James’ prose, nor the sex, which is more often than not silly, but rather the
underlying theme of male dominance to female submission.
Christian’s character is the only part of the book I would dare to call complex. He harbors
a great deal of emotional pain. His vice is controlling everything around him,
which he eventually does to Ana. Many times in the book, Christian’s actions
are emotionally and physically abusive. He strikes Ana, binds her, disciplines
her like a child before having sex with her, and often leaves her in tears.
The concept of a BDSM lifestyle is not the issue. There are plenty of adults who
practice BDSM in a safe and non-abusive way behind closed doors, but “Fifty Shades
of Grey” glamorizes a sexual fetish that in the end, is not about having sex,
but more about the complete and unhealthy control one person has over another.
By the end of the book, Ana breaks up with Christian after a particularly rough
scene that borders on rape, ending with Christian whipping her for rolling her
eyes. However, forgive the spoiler alert, they immediately get back
together in the second installment.
This is what really bothers me. Throughout the first part of this trilogy, Ana exhibits a common characteristic many real women in real abusive relationships
encounter: Ana has her head stuck on the idea she can change Christian. And
even when he demeans her, hurts her and robs her of her previous life, she
continues to run back to him. She even apologizes for being mad when he crosses
the line with the hitting and on the last page of the book, Ana states that
being hit doesn’t hurt as bad as the emotional pain of the breakup.
I’ve known many women who have done the same thing in real life. Only in reality, these
men don’t redeem themselves like knights in shining armor, they do not
change their behavior because of their girlfriends and they don’t live happily
The first installment in the “Fifty Shades” trilogy is in no way liberating or triumphant
for women. All E.L. James has managed to do is tell readers it’s OK to let
someone use your body, especially if they’re attractive, and if they hurt you,
they will someday change their behavior for your benefit. This book is nothing

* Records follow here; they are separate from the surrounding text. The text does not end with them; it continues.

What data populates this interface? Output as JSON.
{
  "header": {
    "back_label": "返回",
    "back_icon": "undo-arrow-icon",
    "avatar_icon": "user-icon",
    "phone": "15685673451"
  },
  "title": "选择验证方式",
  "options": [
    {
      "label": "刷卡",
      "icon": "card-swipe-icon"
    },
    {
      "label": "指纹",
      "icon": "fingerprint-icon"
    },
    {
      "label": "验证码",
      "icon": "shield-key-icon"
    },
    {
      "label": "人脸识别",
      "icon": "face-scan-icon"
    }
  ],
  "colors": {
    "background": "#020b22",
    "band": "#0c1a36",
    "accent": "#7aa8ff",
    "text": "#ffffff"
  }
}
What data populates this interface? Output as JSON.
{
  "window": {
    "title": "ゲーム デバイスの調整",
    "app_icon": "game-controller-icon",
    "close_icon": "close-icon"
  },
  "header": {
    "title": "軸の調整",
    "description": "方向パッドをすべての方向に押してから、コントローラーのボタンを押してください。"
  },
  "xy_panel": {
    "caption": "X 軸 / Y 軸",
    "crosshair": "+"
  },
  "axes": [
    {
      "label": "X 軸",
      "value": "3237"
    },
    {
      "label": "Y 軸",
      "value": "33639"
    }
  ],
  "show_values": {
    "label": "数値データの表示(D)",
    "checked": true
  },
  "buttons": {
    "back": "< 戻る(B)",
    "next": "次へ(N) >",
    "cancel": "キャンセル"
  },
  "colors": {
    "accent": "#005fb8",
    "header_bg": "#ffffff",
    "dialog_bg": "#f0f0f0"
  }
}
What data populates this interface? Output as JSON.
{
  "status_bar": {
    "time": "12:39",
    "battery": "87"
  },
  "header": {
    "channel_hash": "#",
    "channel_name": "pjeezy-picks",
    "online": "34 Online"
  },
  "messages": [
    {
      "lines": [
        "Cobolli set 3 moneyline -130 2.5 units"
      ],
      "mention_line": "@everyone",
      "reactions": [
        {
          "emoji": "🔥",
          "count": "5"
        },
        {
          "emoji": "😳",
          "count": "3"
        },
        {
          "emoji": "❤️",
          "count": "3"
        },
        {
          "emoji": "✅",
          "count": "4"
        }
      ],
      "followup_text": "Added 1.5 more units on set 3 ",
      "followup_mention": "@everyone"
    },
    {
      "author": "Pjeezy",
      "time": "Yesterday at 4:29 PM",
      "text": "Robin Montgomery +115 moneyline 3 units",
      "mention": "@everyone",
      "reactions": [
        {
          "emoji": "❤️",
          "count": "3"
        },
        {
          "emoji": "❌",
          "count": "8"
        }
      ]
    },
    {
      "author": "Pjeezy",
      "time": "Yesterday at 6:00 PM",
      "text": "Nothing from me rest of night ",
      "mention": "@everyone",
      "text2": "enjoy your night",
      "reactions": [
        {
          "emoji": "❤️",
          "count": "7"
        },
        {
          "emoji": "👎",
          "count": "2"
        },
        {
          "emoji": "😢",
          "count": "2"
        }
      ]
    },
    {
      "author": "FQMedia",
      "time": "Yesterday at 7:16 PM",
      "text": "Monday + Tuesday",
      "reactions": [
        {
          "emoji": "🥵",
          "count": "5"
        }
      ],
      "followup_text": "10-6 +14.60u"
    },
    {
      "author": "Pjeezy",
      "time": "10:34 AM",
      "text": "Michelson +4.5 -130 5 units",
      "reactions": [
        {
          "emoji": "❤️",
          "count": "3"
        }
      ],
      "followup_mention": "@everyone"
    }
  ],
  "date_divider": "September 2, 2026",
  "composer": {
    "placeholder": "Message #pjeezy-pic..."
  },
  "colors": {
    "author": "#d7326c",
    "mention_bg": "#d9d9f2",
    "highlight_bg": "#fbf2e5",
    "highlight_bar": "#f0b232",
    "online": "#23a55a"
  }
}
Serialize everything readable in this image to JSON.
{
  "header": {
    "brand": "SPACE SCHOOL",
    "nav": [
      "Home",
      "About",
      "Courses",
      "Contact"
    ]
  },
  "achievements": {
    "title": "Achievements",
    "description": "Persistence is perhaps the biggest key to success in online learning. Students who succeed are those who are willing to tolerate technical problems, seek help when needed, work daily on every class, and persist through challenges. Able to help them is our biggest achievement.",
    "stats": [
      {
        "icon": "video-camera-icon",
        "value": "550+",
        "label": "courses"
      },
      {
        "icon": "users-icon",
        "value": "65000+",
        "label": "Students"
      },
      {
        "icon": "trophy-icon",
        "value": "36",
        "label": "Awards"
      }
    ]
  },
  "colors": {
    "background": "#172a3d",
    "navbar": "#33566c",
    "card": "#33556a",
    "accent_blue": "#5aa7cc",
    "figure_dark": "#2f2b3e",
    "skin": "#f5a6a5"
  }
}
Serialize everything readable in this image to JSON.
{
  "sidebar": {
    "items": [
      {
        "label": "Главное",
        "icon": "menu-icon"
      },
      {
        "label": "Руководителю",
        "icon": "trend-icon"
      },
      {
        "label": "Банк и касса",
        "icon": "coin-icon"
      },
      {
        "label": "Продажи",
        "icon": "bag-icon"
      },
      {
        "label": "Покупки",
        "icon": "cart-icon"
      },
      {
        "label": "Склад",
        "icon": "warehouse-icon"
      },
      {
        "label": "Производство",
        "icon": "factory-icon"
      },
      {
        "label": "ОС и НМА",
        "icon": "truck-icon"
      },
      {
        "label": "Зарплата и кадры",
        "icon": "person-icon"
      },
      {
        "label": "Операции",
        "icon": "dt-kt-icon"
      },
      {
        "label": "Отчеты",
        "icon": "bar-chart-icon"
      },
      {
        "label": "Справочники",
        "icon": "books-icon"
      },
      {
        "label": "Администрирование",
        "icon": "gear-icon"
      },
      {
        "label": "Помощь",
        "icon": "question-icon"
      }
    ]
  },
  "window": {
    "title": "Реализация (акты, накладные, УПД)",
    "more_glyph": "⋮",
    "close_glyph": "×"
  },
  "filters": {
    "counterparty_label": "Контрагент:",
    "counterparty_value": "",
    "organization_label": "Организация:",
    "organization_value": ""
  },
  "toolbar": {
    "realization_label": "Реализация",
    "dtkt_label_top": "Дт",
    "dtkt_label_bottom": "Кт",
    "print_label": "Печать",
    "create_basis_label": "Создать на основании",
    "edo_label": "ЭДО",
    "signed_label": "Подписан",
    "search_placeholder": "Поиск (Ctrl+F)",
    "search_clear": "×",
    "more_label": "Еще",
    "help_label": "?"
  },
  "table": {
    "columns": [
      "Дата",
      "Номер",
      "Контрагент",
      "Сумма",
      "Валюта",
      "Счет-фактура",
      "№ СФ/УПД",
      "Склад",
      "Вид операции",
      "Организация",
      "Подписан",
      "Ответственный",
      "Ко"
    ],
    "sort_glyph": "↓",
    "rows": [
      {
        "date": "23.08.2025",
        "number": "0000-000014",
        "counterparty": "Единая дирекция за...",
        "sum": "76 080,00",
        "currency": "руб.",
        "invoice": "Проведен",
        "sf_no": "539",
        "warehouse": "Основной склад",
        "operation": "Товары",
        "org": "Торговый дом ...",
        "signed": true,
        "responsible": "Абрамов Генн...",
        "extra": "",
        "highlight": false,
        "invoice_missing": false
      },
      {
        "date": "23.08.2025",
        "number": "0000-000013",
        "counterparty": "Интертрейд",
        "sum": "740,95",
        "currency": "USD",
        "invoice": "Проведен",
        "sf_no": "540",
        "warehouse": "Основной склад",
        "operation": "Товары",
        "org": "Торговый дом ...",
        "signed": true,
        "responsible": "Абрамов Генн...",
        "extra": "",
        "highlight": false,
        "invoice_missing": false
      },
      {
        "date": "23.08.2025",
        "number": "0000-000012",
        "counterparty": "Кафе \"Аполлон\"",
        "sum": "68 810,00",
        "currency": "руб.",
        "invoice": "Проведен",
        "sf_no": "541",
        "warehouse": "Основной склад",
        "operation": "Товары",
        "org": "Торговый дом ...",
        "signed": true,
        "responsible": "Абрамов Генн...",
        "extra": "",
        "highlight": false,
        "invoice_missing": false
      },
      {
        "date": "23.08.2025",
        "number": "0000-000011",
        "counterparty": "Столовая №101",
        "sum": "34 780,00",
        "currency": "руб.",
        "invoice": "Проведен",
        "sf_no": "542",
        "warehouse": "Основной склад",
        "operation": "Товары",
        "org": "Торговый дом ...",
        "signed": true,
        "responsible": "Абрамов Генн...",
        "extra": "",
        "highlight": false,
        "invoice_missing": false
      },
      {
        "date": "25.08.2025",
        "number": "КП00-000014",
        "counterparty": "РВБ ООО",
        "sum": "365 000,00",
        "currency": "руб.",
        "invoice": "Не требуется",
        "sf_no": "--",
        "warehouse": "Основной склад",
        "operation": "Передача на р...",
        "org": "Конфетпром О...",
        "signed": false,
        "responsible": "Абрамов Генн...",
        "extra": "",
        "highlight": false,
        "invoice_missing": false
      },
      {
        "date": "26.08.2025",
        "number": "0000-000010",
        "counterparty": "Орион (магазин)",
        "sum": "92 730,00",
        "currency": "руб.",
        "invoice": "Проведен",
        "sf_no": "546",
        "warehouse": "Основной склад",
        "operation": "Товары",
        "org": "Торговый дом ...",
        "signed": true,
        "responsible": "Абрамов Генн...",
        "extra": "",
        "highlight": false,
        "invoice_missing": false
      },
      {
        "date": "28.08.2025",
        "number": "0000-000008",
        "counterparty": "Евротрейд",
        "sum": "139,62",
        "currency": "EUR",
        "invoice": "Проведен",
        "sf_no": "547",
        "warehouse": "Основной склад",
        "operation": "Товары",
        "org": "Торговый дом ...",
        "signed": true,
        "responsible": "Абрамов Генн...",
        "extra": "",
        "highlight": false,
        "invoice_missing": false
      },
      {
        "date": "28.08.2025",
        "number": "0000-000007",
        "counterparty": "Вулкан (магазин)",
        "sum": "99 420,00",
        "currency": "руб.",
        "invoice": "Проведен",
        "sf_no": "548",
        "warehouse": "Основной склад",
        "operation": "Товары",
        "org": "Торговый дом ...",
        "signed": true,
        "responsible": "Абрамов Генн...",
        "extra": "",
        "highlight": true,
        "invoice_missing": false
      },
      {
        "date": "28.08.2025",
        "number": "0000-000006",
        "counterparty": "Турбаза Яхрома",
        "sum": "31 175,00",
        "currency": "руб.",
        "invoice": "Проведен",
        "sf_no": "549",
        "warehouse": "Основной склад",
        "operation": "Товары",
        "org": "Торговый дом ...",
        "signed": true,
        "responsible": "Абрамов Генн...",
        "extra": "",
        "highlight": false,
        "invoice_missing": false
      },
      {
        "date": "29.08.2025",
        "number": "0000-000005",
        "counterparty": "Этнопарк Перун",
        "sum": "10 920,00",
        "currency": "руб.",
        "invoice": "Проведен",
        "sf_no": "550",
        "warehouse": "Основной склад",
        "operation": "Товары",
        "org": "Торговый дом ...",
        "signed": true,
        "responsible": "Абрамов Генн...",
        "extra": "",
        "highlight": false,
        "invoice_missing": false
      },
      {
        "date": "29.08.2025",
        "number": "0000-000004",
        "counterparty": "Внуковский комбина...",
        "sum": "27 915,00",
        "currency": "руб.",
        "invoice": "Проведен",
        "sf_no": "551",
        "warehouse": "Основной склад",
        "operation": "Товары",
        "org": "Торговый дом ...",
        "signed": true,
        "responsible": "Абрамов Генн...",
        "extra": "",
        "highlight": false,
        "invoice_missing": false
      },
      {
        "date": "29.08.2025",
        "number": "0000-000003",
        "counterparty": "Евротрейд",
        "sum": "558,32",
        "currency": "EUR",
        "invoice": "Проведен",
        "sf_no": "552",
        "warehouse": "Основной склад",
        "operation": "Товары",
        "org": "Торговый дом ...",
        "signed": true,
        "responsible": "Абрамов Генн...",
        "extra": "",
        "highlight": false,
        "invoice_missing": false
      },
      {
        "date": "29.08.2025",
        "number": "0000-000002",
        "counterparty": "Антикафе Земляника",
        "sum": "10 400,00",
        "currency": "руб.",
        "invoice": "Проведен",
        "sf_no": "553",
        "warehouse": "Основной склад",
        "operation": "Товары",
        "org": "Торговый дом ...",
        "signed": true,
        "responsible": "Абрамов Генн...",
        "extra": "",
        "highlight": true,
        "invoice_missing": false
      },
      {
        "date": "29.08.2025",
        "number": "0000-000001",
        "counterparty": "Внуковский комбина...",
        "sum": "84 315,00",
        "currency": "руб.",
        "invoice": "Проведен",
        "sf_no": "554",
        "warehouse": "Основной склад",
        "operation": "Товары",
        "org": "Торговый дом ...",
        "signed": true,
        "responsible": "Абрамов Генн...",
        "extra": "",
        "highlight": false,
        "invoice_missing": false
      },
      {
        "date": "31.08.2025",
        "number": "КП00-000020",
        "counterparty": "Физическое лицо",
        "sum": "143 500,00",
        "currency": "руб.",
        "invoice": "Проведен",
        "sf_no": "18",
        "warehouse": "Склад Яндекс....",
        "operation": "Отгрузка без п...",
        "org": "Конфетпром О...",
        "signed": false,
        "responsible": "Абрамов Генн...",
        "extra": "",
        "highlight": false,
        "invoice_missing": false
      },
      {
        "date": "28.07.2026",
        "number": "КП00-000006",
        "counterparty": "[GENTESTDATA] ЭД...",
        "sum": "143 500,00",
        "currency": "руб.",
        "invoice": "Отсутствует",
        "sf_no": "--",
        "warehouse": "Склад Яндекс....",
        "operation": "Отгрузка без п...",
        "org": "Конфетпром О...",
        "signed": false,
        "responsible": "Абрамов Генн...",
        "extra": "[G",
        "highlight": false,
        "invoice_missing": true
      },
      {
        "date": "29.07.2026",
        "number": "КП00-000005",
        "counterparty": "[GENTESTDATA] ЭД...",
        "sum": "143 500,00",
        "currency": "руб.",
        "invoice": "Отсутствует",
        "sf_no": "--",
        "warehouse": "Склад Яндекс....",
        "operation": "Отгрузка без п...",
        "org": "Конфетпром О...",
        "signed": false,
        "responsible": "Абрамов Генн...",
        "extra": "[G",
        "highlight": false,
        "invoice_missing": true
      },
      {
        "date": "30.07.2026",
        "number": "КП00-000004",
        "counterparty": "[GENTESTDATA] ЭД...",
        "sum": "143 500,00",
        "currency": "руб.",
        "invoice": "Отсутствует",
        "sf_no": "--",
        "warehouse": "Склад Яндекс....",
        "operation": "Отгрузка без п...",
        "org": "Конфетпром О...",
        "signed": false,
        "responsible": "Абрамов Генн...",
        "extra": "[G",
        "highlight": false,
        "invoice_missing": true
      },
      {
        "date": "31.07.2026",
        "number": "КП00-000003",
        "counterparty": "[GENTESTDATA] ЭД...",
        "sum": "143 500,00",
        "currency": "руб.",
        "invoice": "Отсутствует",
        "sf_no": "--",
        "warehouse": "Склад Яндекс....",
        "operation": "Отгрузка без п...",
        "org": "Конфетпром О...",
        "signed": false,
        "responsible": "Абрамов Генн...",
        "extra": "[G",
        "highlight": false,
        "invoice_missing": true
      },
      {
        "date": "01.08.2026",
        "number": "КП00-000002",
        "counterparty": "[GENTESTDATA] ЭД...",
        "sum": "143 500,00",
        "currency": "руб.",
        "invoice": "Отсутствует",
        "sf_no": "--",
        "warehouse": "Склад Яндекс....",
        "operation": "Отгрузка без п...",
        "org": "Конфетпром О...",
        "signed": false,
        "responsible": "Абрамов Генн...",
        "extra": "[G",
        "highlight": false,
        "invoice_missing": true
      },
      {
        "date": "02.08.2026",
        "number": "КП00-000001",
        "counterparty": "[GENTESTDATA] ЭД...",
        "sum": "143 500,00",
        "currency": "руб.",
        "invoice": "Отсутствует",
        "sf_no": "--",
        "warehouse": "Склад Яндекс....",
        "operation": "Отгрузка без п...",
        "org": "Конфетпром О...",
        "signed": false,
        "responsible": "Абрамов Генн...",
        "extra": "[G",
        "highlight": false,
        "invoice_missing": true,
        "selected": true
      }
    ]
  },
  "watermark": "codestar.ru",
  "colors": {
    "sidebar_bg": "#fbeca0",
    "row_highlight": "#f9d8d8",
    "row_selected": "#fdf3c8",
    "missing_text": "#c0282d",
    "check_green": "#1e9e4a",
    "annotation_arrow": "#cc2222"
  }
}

more than ridiculous smut that is more insulting to readers’ integrity than it is pornographic.
Jillian Aramowicz is a senior in advertising. Please send all comments to firstname.lastname@example.org